Task to carry out =>
Records follow. Select each line holding "JSON".

##### Input data

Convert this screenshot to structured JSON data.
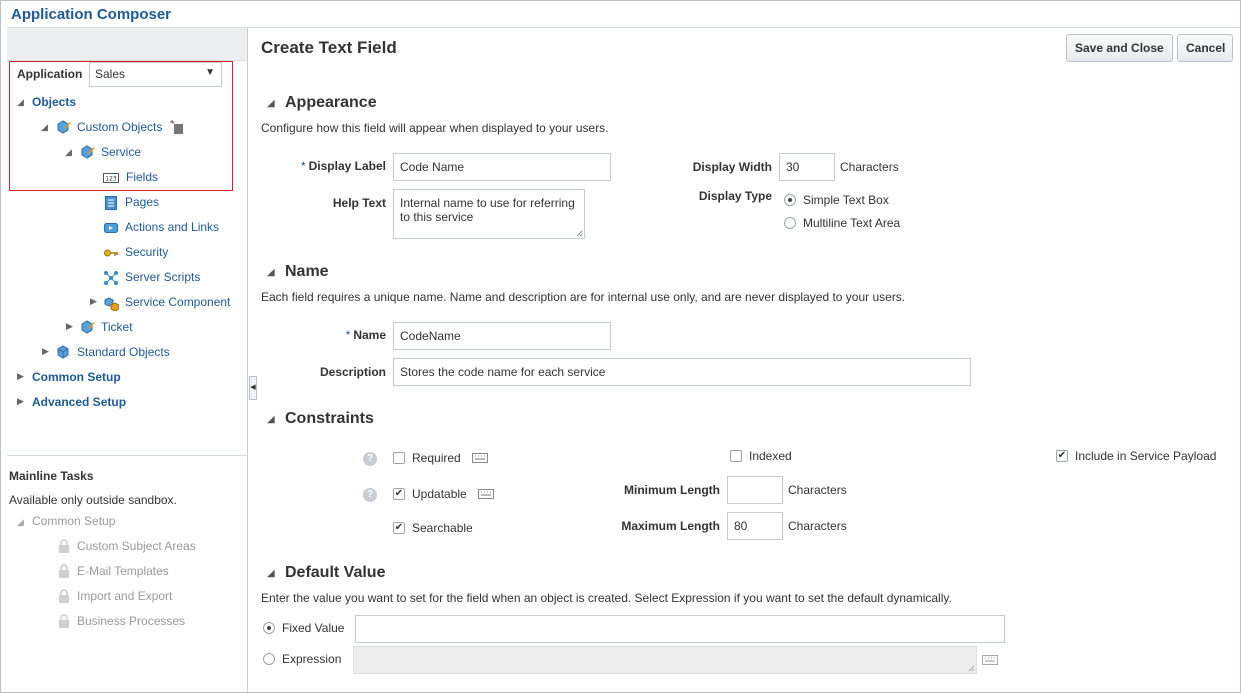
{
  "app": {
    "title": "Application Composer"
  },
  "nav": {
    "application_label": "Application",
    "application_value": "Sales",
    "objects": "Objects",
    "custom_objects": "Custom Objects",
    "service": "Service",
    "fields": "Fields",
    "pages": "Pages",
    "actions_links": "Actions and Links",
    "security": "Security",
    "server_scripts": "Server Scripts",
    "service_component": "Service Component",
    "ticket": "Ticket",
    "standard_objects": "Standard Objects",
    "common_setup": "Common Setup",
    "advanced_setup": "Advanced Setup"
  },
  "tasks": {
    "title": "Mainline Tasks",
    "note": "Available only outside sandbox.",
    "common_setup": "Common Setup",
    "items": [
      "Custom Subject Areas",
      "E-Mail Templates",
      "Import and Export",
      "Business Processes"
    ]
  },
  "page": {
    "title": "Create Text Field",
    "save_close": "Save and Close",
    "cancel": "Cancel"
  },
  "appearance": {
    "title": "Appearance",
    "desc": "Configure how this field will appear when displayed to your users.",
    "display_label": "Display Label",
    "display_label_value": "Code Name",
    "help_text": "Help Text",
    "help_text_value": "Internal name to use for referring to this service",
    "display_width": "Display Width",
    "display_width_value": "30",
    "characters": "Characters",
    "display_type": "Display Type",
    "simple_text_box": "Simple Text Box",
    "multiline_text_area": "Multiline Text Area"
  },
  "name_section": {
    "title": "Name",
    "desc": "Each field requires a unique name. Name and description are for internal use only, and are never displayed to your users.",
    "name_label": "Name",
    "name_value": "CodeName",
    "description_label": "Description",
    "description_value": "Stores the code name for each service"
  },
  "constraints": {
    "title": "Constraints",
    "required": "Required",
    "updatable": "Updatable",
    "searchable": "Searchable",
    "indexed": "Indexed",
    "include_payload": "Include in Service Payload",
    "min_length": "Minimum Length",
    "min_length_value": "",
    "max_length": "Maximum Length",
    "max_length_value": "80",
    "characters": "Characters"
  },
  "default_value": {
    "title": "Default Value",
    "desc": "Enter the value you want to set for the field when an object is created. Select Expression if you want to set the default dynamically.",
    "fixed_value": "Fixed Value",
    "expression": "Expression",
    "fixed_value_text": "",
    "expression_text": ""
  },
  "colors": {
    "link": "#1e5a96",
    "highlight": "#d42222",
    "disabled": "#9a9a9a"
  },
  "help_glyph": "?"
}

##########
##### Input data

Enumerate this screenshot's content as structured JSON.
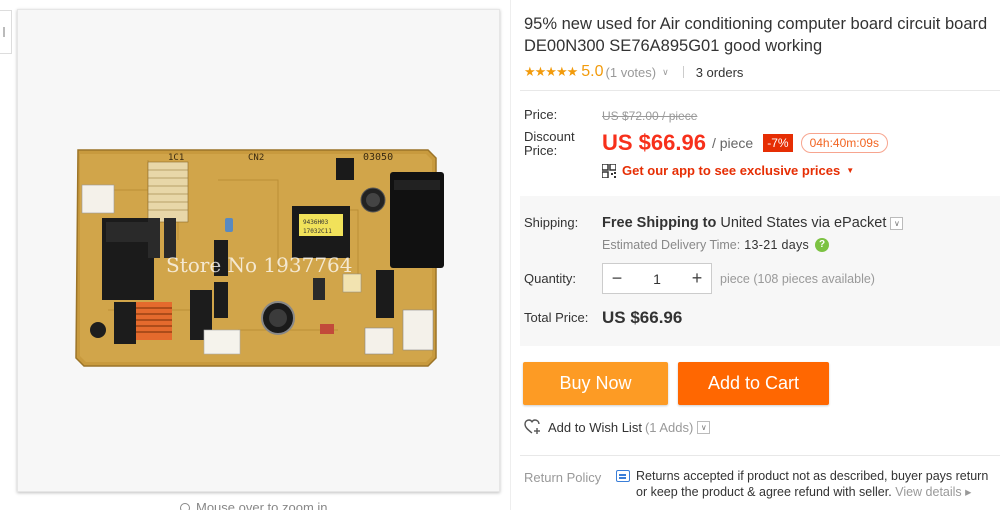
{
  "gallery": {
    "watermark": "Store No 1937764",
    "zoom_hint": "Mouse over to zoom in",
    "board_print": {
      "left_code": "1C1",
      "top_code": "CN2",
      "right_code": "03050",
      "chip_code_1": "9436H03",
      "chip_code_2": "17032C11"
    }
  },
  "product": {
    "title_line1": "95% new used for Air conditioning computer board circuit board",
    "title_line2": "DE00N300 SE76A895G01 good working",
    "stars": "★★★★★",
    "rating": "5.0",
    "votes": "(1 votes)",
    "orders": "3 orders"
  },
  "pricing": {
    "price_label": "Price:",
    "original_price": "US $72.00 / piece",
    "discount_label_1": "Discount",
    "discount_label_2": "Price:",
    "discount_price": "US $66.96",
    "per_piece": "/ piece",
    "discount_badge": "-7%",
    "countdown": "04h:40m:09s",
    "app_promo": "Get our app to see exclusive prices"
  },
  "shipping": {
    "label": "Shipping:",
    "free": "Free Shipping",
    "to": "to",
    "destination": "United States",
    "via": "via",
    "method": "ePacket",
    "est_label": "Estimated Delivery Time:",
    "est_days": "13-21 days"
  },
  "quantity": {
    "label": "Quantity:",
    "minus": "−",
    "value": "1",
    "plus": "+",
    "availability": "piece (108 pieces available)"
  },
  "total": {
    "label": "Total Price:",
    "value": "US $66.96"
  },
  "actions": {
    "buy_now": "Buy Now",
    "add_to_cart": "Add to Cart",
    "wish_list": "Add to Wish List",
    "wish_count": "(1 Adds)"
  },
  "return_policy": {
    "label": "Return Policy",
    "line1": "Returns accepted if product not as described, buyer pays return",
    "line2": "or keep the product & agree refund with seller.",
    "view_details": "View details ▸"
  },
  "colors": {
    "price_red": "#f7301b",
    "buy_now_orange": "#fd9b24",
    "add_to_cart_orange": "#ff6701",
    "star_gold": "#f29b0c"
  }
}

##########

Result for this task =>
Convert this screenshot to structured JSON data.
Enumerate this screenshot's content as structured JSON.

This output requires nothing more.